[Records shown]
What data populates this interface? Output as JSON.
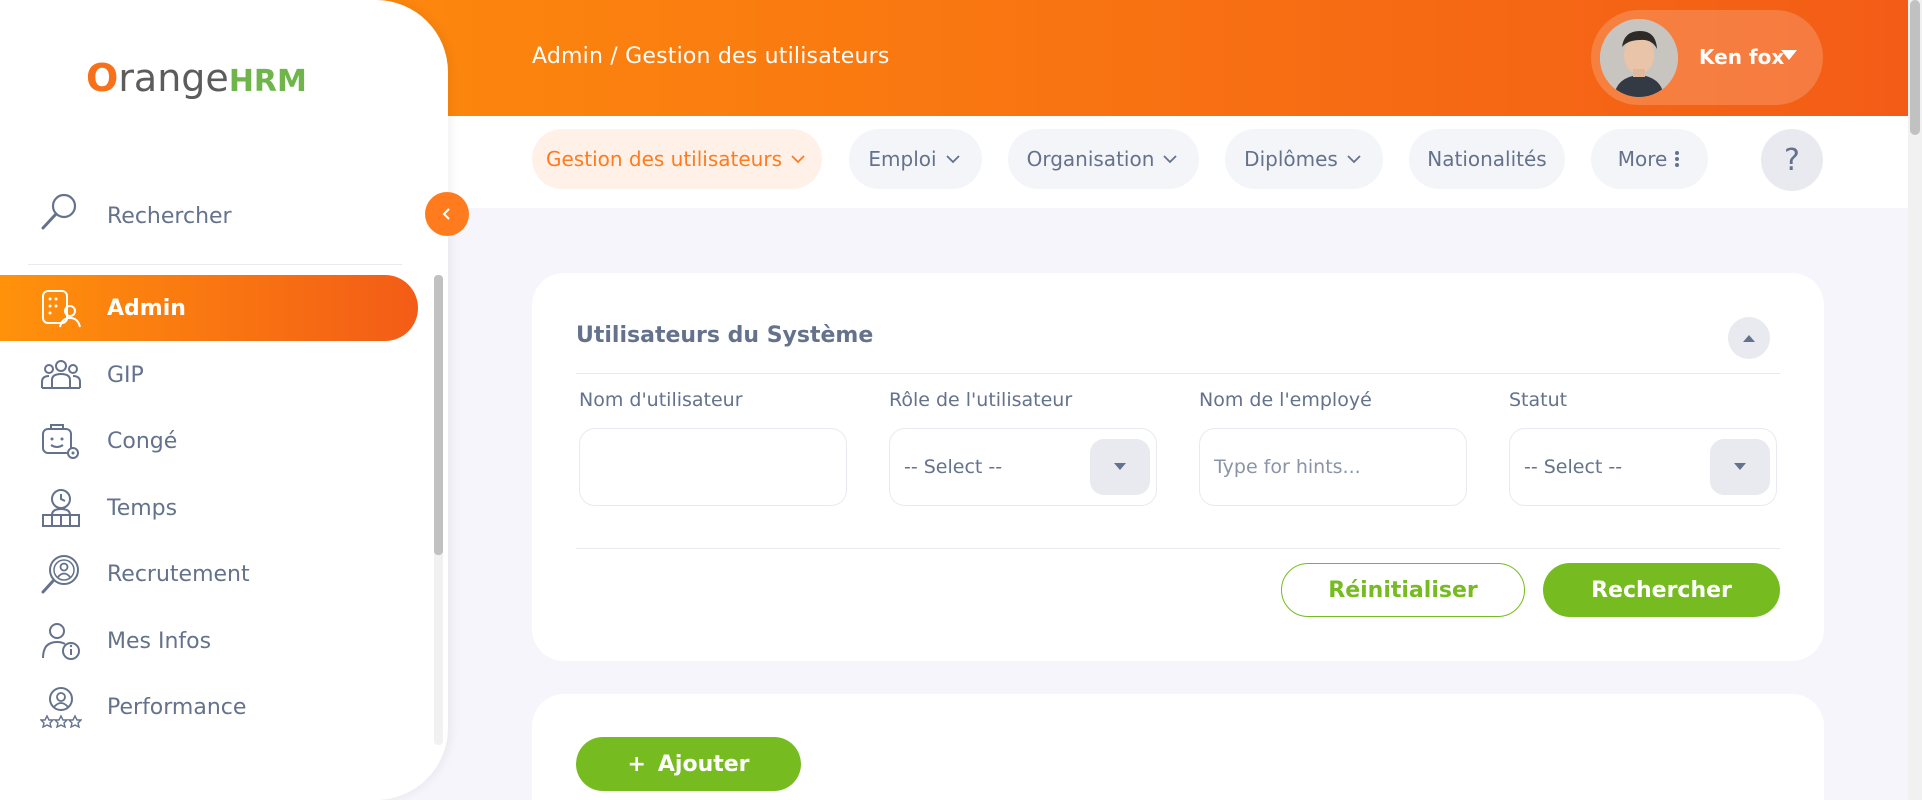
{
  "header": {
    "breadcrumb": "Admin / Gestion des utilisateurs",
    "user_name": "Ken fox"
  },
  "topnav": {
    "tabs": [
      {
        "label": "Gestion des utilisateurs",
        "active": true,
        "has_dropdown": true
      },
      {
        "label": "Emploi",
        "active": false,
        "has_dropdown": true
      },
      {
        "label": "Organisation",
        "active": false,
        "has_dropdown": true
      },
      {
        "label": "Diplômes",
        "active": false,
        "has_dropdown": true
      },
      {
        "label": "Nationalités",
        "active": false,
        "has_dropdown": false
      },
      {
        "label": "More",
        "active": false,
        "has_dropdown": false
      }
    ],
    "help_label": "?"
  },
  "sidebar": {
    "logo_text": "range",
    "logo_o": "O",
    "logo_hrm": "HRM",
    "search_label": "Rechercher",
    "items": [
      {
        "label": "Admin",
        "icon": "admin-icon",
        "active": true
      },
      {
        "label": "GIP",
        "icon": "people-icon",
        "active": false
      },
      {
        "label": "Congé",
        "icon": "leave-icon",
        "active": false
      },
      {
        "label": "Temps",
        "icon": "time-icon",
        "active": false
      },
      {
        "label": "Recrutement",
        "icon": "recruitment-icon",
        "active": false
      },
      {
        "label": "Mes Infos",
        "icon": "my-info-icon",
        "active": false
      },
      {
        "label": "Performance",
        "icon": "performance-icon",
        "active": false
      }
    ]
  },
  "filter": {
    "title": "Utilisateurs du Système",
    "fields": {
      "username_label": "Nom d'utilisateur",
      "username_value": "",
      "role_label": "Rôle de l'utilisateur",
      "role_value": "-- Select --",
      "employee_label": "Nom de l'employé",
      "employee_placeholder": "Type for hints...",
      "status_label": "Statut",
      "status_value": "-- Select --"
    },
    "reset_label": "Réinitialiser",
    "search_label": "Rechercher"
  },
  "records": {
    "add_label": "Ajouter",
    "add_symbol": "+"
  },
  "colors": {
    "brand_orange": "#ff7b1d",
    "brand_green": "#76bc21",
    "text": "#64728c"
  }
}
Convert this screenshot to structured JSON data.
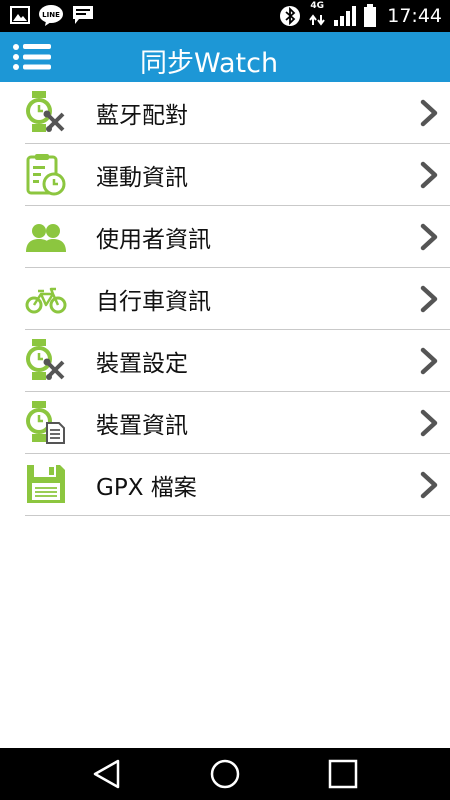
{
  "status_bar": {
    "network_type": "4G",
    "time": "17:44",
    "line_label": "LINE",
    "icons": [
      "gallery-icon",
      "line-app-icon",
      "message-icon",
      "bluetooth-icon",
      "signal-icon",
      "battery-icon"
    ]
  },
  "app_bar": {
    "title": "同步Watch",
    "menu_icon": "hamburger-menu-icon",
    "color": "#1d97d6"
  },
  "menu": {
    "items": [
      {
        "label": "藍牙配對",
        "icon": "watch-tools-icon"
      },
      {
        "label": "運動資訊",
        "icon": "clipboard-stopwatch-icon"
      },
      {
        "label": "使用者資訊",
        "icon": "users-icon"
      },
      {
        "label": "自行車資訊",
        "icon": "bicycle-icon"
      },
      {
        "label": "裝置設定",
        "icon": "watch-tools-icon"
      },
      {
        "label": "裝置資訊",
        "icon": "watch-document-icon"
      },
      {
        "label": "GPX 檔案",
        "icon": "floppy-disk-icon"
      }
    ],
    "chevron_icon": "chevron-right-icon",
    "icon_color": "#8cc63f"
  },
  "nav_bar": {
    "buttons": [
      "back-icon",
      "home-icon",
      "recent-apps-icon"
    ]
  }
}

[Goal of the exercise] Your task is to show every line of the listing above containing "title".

[Task response]
    "title": "Utilisateurs du Système",
    "title": "同步Watch",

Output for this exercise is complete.